Would you retype the listing below word for word, without any of its pictures?

□ □ □ □ □ □ □

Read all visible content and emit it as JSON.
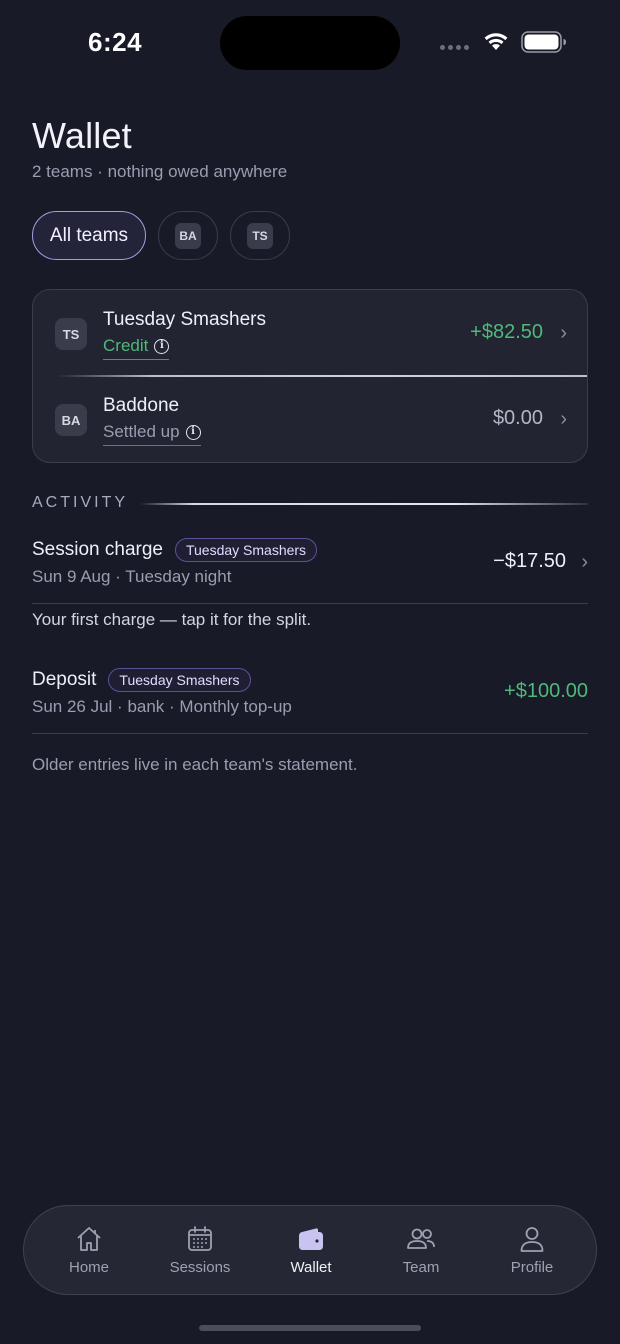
{
  "status_bar": {
    "time": "6:24"
  },
  "header": {
    "title": "Wallet",
    "subtitle": "2 teams · nothing owed anywhere"
  },
  "filters": {
    "all_label": "All teams",
    "team_chips": [
      "BA",
      "TS"
    ]
  },
  "teams": [
    {
      "initials": "TS",
      "name": "Tuesday Smashers",
      "status": "Credit",
      "amount": "+$82.50"
    },
    {
      "initials": "BA",
      "name": "Baddone",
      "status": "Settled up",
      "amount": "$0.00"
    }
  ],
  "activity": {
    "header": "ACTIVITY",
    "items": [
      {
        "title": "Session charge",
        "team": "Tuesday Smashers",
        "sub": "Sun 9 Aug · Tuesday night",
        "amount": "−$17.50"
      },
      {
        "title": "Deposit",
        "team": "Tuesday Smashers",
        "sub": "Sun 26 Jul · bank · Monthly top-up",
        "amount": "+$100.00"
      }
    ],
    "hint": "Your first charge — tap it for the split.",
    "footer": "Older entries live in each team's statement."
  },
  "tabbar": {
    "tabs": [
      {
        "label": "Home",
        "icon": "home-icon"
      },
      {
        "label": "Sessions",
        "icon": "calendar-icon"
      },
      {
        "label": "Wallet",
        "icon": "wallet-icon",
        "active": true
      },
      {
        "label": "Team",
        "icon": "team-icon"
      },
      {
        "label": "Profile",
        "icon": "profile-icon"
      }
    ]
  },
  "colors": {
    "background": "#181a27",
    "accent": "#a99be0",
    "positive": "#4fb87a",
    "card": "#222431"
  }
}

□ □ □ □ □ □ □

> _Response area_:
Read all visible content and emit it as JSON.
{
  "status_bar": {
    "time": "6:24"
  },
  "header": {
    "title": "Wallet",
    "subtitle": "2 teams · nothing owed anywhere"
  },
  "filters": {
    "all_label": "All teams",
    "team_chips": [
      "BA",
      "TS"
    ]
  },
  "teams": [
    {
      "initials": "TS",
      "name": "Tuesday Smashers",
      "status": "Credit",
      "amount": "+$82.50"
    },
    {
      "initials": "BA",
      "name": "Baddone",
      "status": "Settled up",
      "amount": "$0.00"
    }
  ],
  "activity": {
    "header": "ACTIVITY",
    "items": [
      {
        "title": "Session charge",
        "team": "Tuesday Smashers",
        "sub": "Sun 9 Aug · Tuesday night",
        "amount": "−$17.50"
      },
      {
        "title": "Deposit",
        "team": "Tuesday Smashers",
        "sub": "Sun 26 Jul · bank · Monthly top-up",
        "amount": "+$100.00"
      }
    ],
    "hint": "Your first charge — tap it for the split.",
    "footer": "Older entries live in each team's statement."
  },
  "tabbar": {
    "tabs": [
      {
        "label": "Home",
        "icon": "home-icon"
      },
      {
        "label": "Sessions",
        "icon": "calendar-icon"
      },
      {
        "label": "Wallet",
        "icon": "wallet-icon",
        "active": true
      },
      {
        "label": "Team",
        "icon": "team-icon"
      },
      {
        "label": "Profile",
        "icon": "profile-icon"
      }
    ]
  },
  "colors": {
    "background": "#181a27",
    "accent": "#a99be0",
    "positive": "#4fb87a",
    "card": "#222431"
  }
}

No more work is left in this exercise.